Last year, it snowed on Thanksgiving.
This anomaly was adored for a cornucopia of reasons: It made the holiday seem more special, brought us closer to Christmas and was pretty to look at.
Same goes for White Christmases — people love the idea so much that they’ll watch movies and sing songs about it.
But a snowy Halloween? Forget it.
Fury about the flurries overtook topics of conversation and Facebook newsfeeds, as individuals ranted about how this ruined their “Halloweekend” plans.
It seems as though we are fans of the fluffy stuff only when it works in our favor.
Students savor snow days yet classify it as a waste when weekend snowstorms don’t affect class cancellations.
Instead of making the most of Mother Nature’s miracle and building Snow Frankensteins last Saturday, the majority complained — “Why couldn’t this have happened Monday?”
This mindset seems slightly selfish to me.
While we tend to relish any chance to have a day off, there are children in other countries who aren’t as fortunate and actually wish for the very opposite — the opportunity to go to class.

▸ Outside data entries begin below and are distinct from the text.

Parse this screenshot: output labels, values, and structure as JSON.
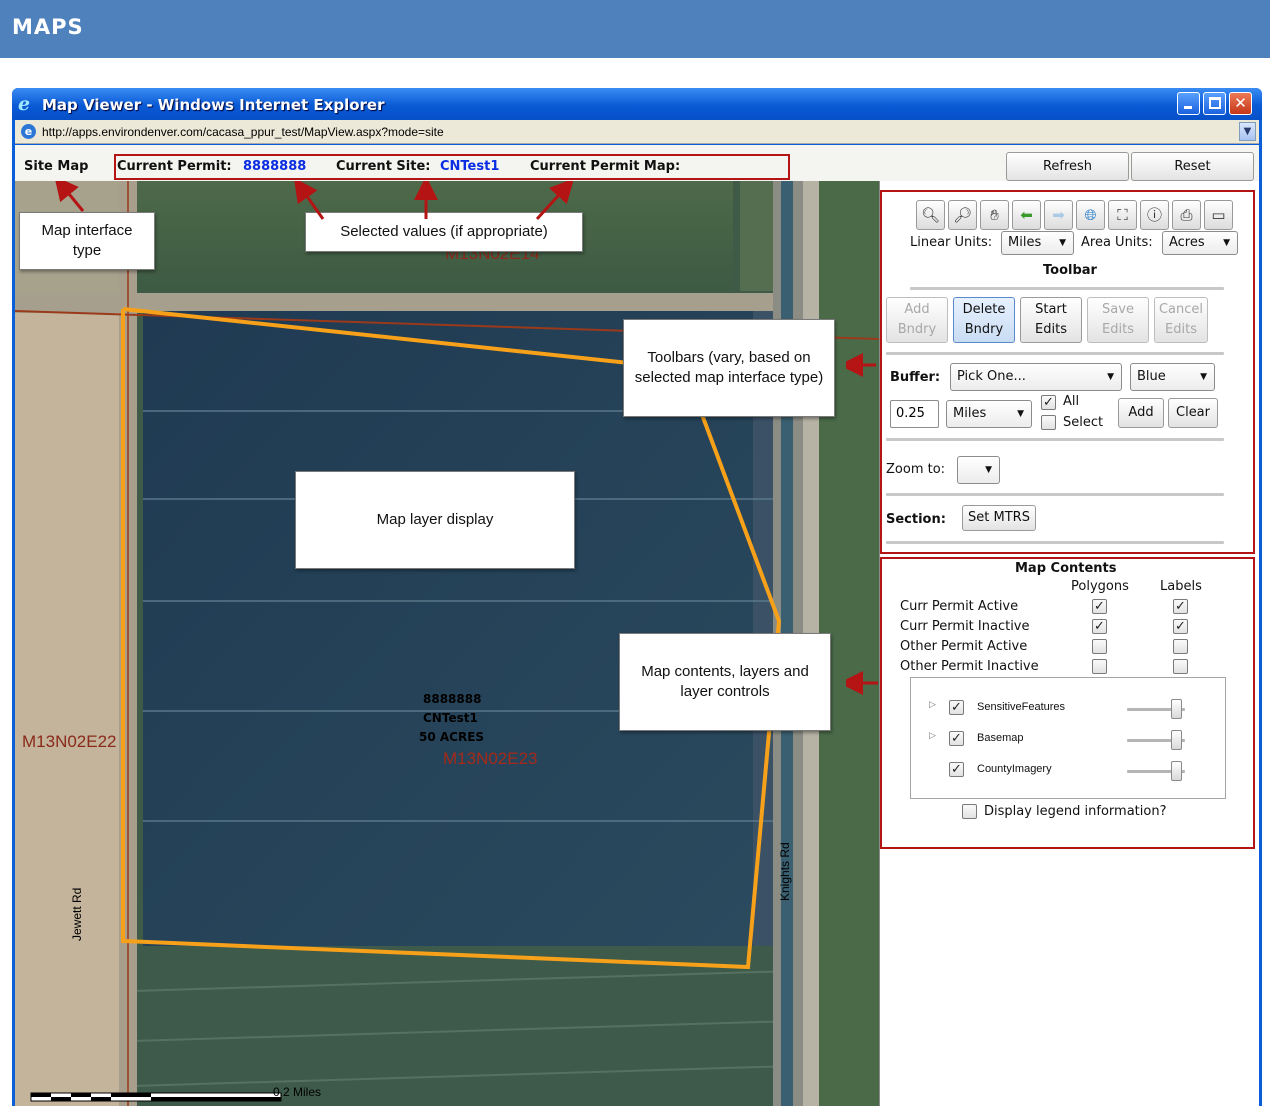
{
  "banner": {
    "title": "MAPS"
  },
  "browser": {
    "title": "Map Viewer - Windows Internet Explorer",
    "logo_glyph": "e",
    "url": "http://apps.environdenver.com/cacasa_ppur_test/MapView.aspx?mode=site",
    "close_glyph": "✕"
  },
  "info_bar": {
    "map_type": "Site Map",
    "permit_label": "Current Permit:",
    "permit_value": "8888888",
    "site_label": "Current Site:",
    "site_value": "CNTest1",
    "permit_map_label": "Current Permit Map:",
    "refresh": "Refresh",
    "reset": "Reset"
  },
  "map": {
    "section_top": "M13N02E14",
    "section_left": "M13N02E22",
    "section_center": "M13N02E23",
    "parcel_permit": "8888888",
    "parcel_site": "CNTest1",
    "parcel_area": "50 ACRES",
    "road_left": "Jewett Rd",
    "road_right": "Knights Rd",
    "scale_label": "0.2 Miles"
  },
  "callouts": {
    "interface_type": "Map interface type",
    "selected_values": "Selected values (if appropriate)",
    "toolbars": "Toolbars (vary, based on selected map interface type)",
    "layer_display": "Map layer display",
    "map_contents": "Map contents, layers and layer controls"
  },
  "toolbar": {
    "tools": [
      {
        "name": "zoom-in-icon",
        "glyph": "🔍︎"
      },
      {
        "name": "zoom-out-icon",
        "glyph": "🔎︎"
      },
      {
        "name": "pan-hand-icon",
        "glyph": "✋︎"
      },
      {
        "name": "back-arrow-icon",
        "glyph": "⬅"
      },
      {
        "name": "forward-arrow-icon",
        "glyph": "➡"
      },
      {
        "name": "full-extent-globe-icon",
        "glyph": "🌐︎"
      },
      {
        "name": "zoom-extent-icon",
        "glyph": "⛶"
      },
      {
        "name": "identify-icon",
        "glyph": "ⓘ"
      },
      {
        "name": "print-icon",
        "glyph": "⎙"
      },
      {
        "name": "clear-selection-icon",
        "glyph": "▭"
      }
    ],
    "linear_units_label": "Linear Units:",
    "linear_units_value": "Miles",
    "area_units_label": "Area Units:",
    "area_units_value": "Acres",
    "heading": "Toolbar",
    "edit_buttons": {
      "add_1": "Add",
      "add_2": "Bndry",
      "delete_1": "Delete",
      "delete_2": "Bndry",
      "start_1": "Start",
      "start_2": "Edits",
      "save_1": "Save",
      "save_2": "Edits",
      "cancel_1": "Cancel",
      "cancel_2": "Edits"
    },
    "buffer_label": "Buffer:",
    "buffer_pick": "Pick One...",
    "buffer_color": "Blue",
    "buffer_distance": "0.25",
    "buffer_units": "Miles",
    "all_label": "All",
    "select_label": "Select",
    "add": "Add",
    "clear": "Clear",
    "zoom_to_label": "Zoom to:",
    "section_label": "Section:",
    "set_mtrs": "Set MTRS"
  },
  "map_contents": {
    "title": "Map Contents",
    "col_polygons": "Polygons",
    "col_labels": "Labels",
    "rows": [
      {
        "label": "Curr Permit Active",
        "poly": "✓",
        "labels": "✓"
      },
      {
        "label": "Curr Permit Inactive",
        "poly": "✓",
        "labels": "✓"
      },
      {
        "label": "Other Permit Active",
        "poly": "",
        "labels": ""
      },
      {
        "label": "Other Permit Inactive",
        "poly": "",
        "labels": ""
      }
    ],
    "layers": [
      {
        "label": "SensitiveFeatures",
        "check": "✓",
        "expand": "▷",
        "opacity": 1.0
      },
      {
        "label": "Basemap",
        "check": "✓",
        "expand": "▷",
        "opacity": 1.0
      },
      {
        "label": "CountyImagery",
        "check": "✓",
        "expand": "",
        "opacity": 1.0
      }
    ],
    "legend_label": "Display legend information?"
  },
  "colors": {
    "banner": "#4f81bd",
    "annotation_red": "#b41414",
    "parcel_outline": "#f7a11a",
    "link_blue": "#0a2de3"
  }
}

No need to cue Sarah McLachlan music or show pictures of crying kids to tug at your heart strings: This isn’t a moral lesson meant to vilify those of us who would rather sip hot chocolate in our PJs than listen to lectures.
Rather, I think pretty highly of the human population — specifically the College community — and believe we have potential to do good in the world, particularly right here on campus or in the local community.
For instance, College alum and former NBA player Greg Grant’s afterschool program at the Hedgepeth-Williams School in Trenton (mentioned on page 15) could always use more volunteers.
A few hours spent helping the Bonners could make a big difference in encouraging these kids and emphasizing the importance of education.
Another College graduate to advocate for academics is Tammy Tibbetts, a former Signal staffer who was inspired after traveling to Liberia and spending time with the country’s schoolchildren. She founded She’s The First, a nonprofit organization that sponsors girls’ education in developing nations to help them be the first in their families to graduate.
Since one in four girls in the developing world is not in school and 70 percent of the 130 million uneducated youth worldwide are female, Tibbetts’ belief is that giving a girl an education is the first step in allowing her to pursue her dreams.
On this note, I might as well say that in support of this cause, members of Her Campus TCNJ, Theta Phi Alpha sorority, ED@TCNJ and W.I.L.L. are hosting a cupcake sale in the Student Center during Meal Equiv on Nov. 8, where all funds will go to She’s The First. As an organizer of the sale, this may seem like a shameless plug, but it’s for a selfless cause.
Speaking of selflessness, though most of us have jam-packed schedules, the time we spend on our computers (updating our Facebook statuses to complain about the weather) could instead be used to help worthwhile causes.
So go ahead and sprinkle some positivity in the lives of others — it’s sure to warm your spirit, despite the cold weather.